Limb Loss Awareness Month and You

Kevin Manuel In The News

April is Limb Loss Awareness Month, and it’s all about telling our story. Individual stories of loss and recovery, stories about the Amputee Coalition and stories about how we move on with life after limb loss.

Everyone’s story is unique. I’ve heard many of them over the years, each one as interesting as it is important. Increasing awareness about limb loss is as easy as starting a conversation and telling your story. Who needs to hear your story? Professionals, legislators, friends and others who need encouragement.

My limb loss “awareness” began when I met a Vietnam veteran and amputee in the health club where I worked. He could use most of the equipment – we just needed to find ways to accommodate for his lower-limb amputation. Not many years after that encounter, I was involved in an accident at work that crushed my foot and resulted in a below-knee amputation. Limb loss awareness became a personal experience for me, and that was a much different experience. I went from observer to participant and I wasn’t ready – none of us are. Knowing I had survived, when I might not have, was consolation but it still left me with many questions about how I would go on. It took time for the healing of my body and mind but it left me with an awareness that we are all built to cope with tragedy, adapt to change and, in time, move on with our new normal in the light of each new day.

Fortunately, it wasn’t long until I became aware that there are lots of people, professionals, and other amputees who wanted to help me move on with my life after amputation. They relayed their stories of how they moved on after their losses and encouraged me in a way that no one else could.

A few years later, I realized that I wanted to help others keep going after limb loss as well. I began telling my story and leading a local support group. Not long after that, I went back to college; when I graduated I was given the opportunity to work in the professions that got me going again after my loss: physical therapy and prosthetics.
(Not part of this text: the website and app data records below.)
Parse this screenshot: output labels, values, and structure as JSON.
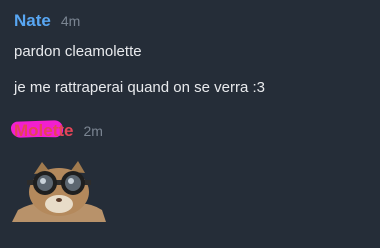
{
  "messages": [
    {
      "author": "Nate",
      "time": "4m",
      "author_color": "#58a6f2",
      "lines": [
        "pardon cleamolette",
        "je me rattraperai quand on se verra :3"
      ]
    },
    {
      "author": "Molette",
      "time": "2m",
      "author_color": "#e54558",
      "attachment": {
        "type": "sticker",
        "icon": "cat-with-goggles-icon"
      }
    }
  ],
  "colors": {
    "background": "#252d38",
    "text": "#e8eaed",
    "timestamp": "#7b8592",
    "redaction": "#f21fd0"
  }
}
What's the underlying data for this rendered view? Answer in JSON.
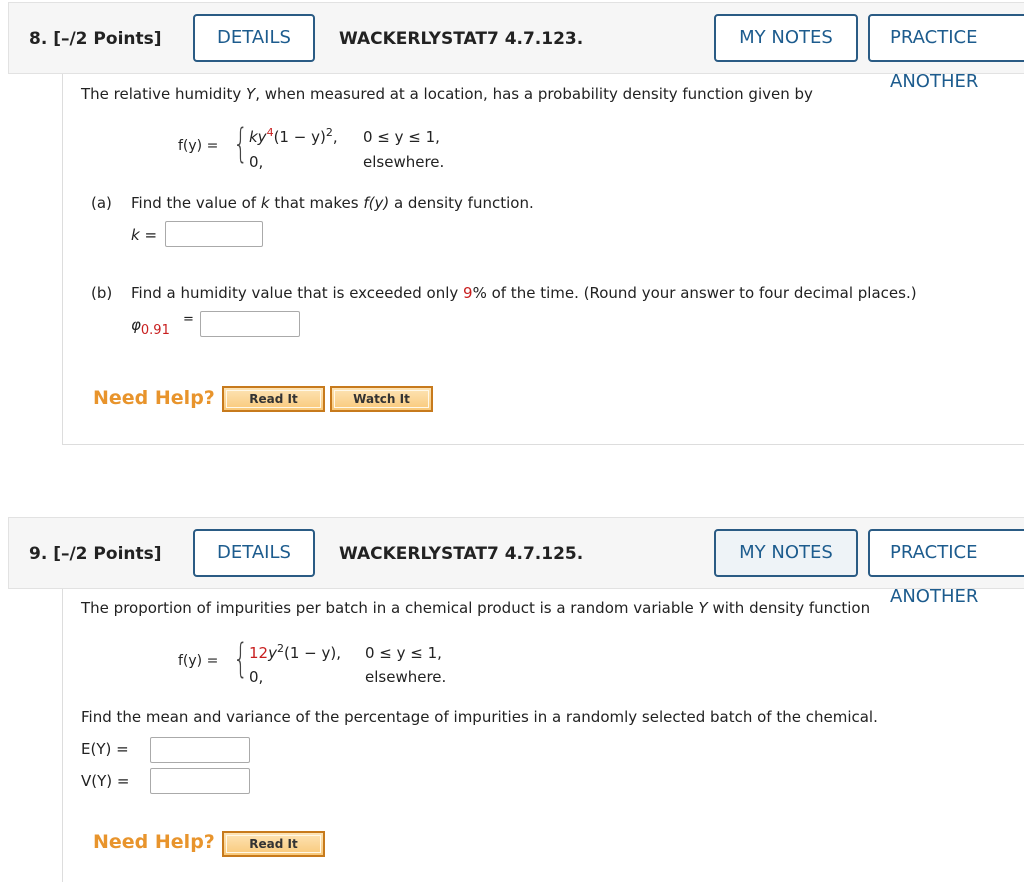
{
  "q8": {
    "number": "8.  [–/2 Points]",
    "details": "DETAILS",
    "code": "WACKERLYSTAT7 4.7.123.",
    "my_notes": "MY NOTES",
    "practice": "PRACTICE ANOTHER",
    "intro_a": "The relative humidity ",
    "intro_var": "Y",
    "intro_b": ", when measured at a location, has a probability density function given by",
    "fy": "f(y)  =",
    "case1_k": "ky",
    "case1_exp": "4",
    "case1_rest": "(1 − y)",
    "case1_sq": "2",
    "case1_comma": ",",
    "case1_cond": "0 ≤ y ≤ 1,",
    "case2": "0,",
    "case2_cond": "elsewhere.",
    "part_a_label": "(a)",
    "part_a_text1": "Find the value of ",
    "part_a_k": "k",
    "part_a_text2": " that makes ",
    "part_a_fy": "f(y)",
    "part_a_text3": " a density function.",
    "k_label": "k  =",
    "part_b_label": "(b)",
    "part_b_text1": "Find a humidity value that is exceeded only ",
    "part_b_pct": "9",
    "part_b_text2": "% of the time. (Round your answer to four decimal places.)",
    "phi": "φ",
    "phi_sub": "0.91",
    "phi_eq": "=",
    "need_help": "Need Help?",
    "read_it": "Read It",
    "watch_it": "Watch It"
  },
  "q9": {
    "number": "9.  [–/2 Points]",
    "details": "DETAILS",
    "code": "WACKERLYSTAT7 4.7.125.",
    "my_notes": "MY NOTES",
    "practice": "PRACTICE ANOTHER",
    "intro_a": "The proportion of impurities per batch in a chemical product is a random variable ",
    "intro_var": "Y",
    "intro_b": " with density function",
    "fy": "f(y)  =",
    "case1_coef": "12",
    "case1_y": "y",
    "case1_exp": "2",
    "case1_rest": "(1 − y),",
    "case1_cond": "0 ≤ y ≤ 1,",
    "case2": "0,",
    "case2_cond": "elsewhere.",
    "question": "Find the mean and variance of the percentage of impurities in a randomly selected batch of the chemical.",
    "ey_label": "E(Y)  =",
    "vy_label": "V(Y)  =",
    "need_help": "Need Help?",
    "read_it": "Read It"
  }
}
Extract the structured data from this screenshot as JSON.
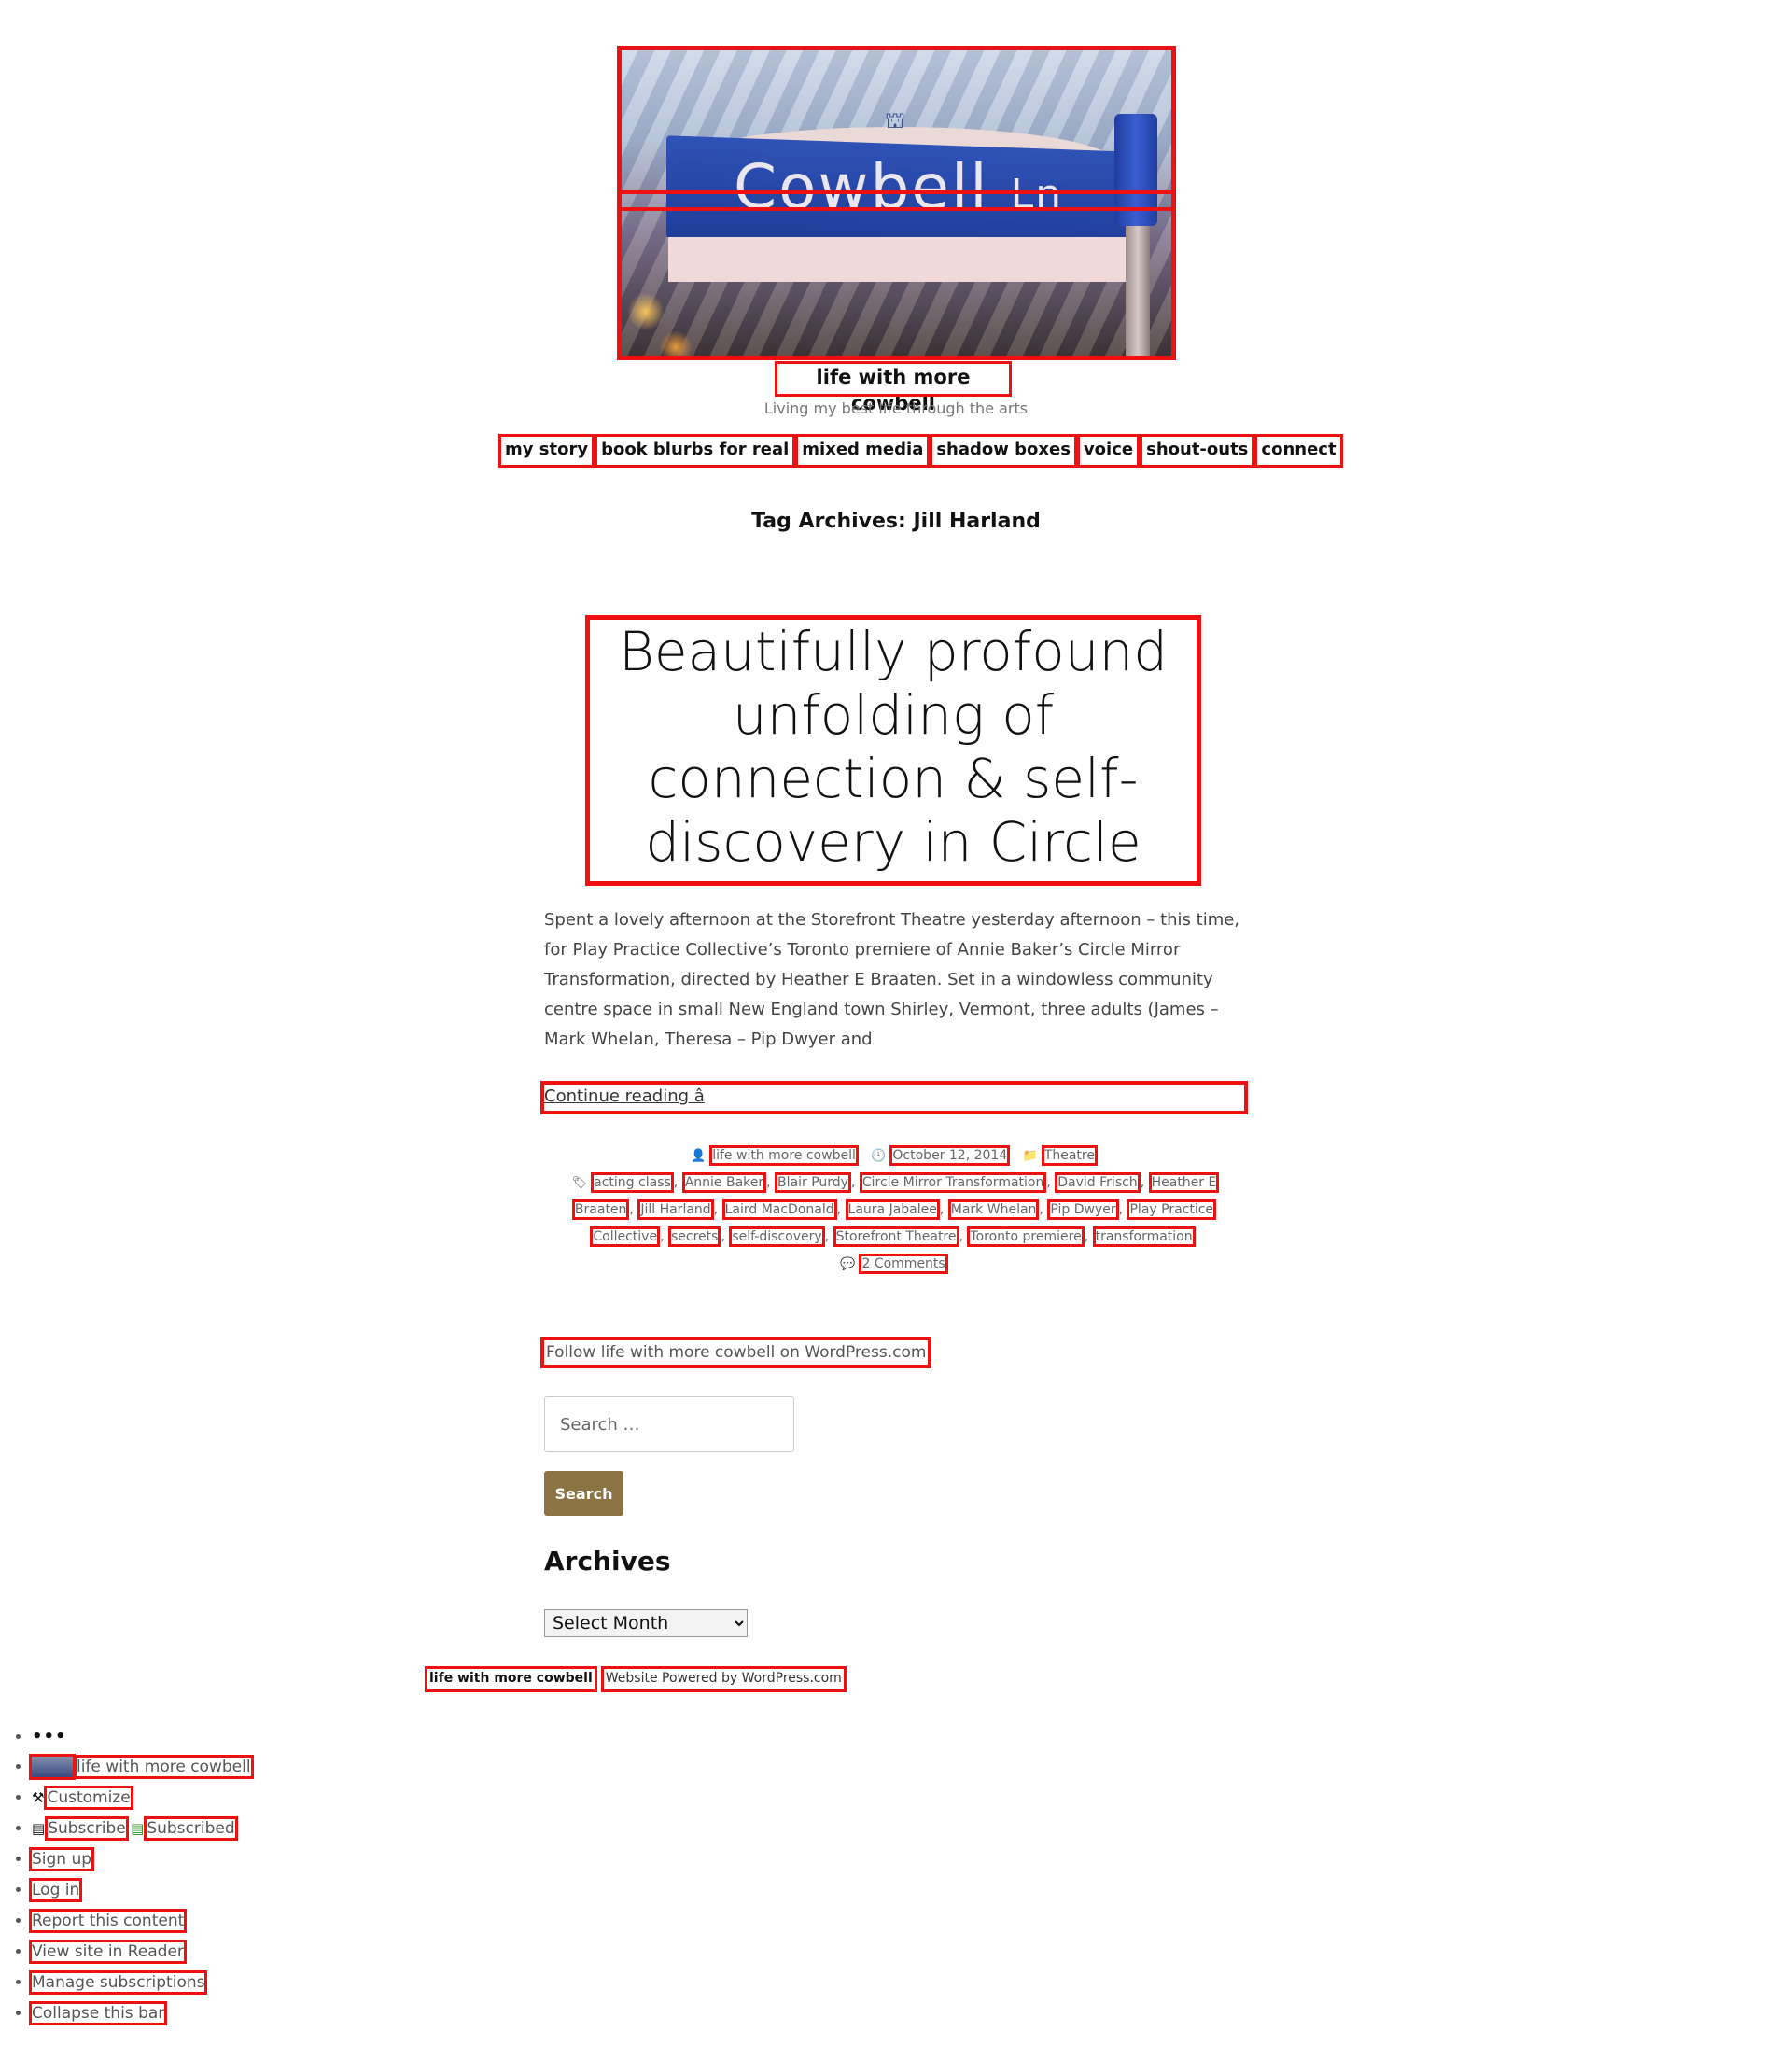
{
  "header": {
    "image_sign_text": "Cowbell",
    "image_sign_suffix": "Ln",
    "site_title": "life with more cowbell",
    "tagline": "Living my best life through the arts"
  },
  "nav": {
    "items": [
      "my story",
      "book blurbs for real",
      "mixed media",
      "shadow boxes",
      "voice",
      "shout-outs",
      "connect"
    ]
  },
  "archive": {
    "title": "Tag Archives: Jill Harland"
  },
  "post": {
    "title": "Beautifully profound unfolding of connection & self-discovery in Circle Mirror Transformation",
    "excerpt": "Spent a lovely afternoon at the Storefront Theatre yesterday afternoon – this time, for Play Practice Collective’s Toronto premiere of Annie Baker’s Circle Mirror Transformation, directed by Heather E Braaten. Set in a windowless community centre space in small New England town Shirley, Vermont, three adults (James – Mark Whelan, Theresa – Pip Dwyer and",
    "continue_label": "Continue reading  â",
    "author": "life with more cowbell",
    "date": "October 12, 2014",
    "category": "Theatre",
    "tags": [
      "acting class",
      "Annie Baker",
      "Blair Purdy",
      "Circle Mirror Transformation",
      "David Frisch",
      "Heather E Braaten",
      "Jill Harland",
      "Laird MacDonald",
      "Laura Jabalee",
      "Mark Whelan",
      "Pip Dwyer",
      "Play Practice Collective",
      "secrets",
      "self-discovery",
      "Storefront Theatre",
      "Toronto premiere",
      "transformation"
    ],
    "comments_label": "2 Comments"
  },
  "sidebar": {
    "follow_label": "Follow life with more cowbell on WordPress.com",
    "search_placeholder": "Search …",
    "search_button": "Search",
    "archives_title": "Archives",
    "archives_select": "Select Month"
  },
  "footer": {
    "site_link": "life with more cowbell",
    "powered_by": "Website Powered by WordPress.com"
  },
  "admin_bar": {
    "dots": "•••",
    "site": "life with more cowbell",
    "customize": "Customize",
    "subscribe": "Subscribe",
    "subscribed": "Subscribed",
    "sign_up": "Sign up",
    "log_in": "Log in",
    "report": "Report this content",
    "reader": "View site in Reader",
    "manage": "Manage subscriptions",
    "collapse": "Collapse this bar"
  }
}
In the process of helping others, I became aware that not everyone could get what they needed to move on after limb loss. I met another amputee by the name of Tony Barr, who shared my passion for helping amputees get what need. Together, we started an assistance fund that provided prosthetic limbs for those who could not afford them. The more I told that story, the more people we were able to help as the word spread.

Through it all, I’ve become aware that our own stories change over time as we grow, learn and overcome the obstacles in our way. Each time we tell our story along the way, we get to look back and see how far we’ve come and perhaps dream about how far we’ll go.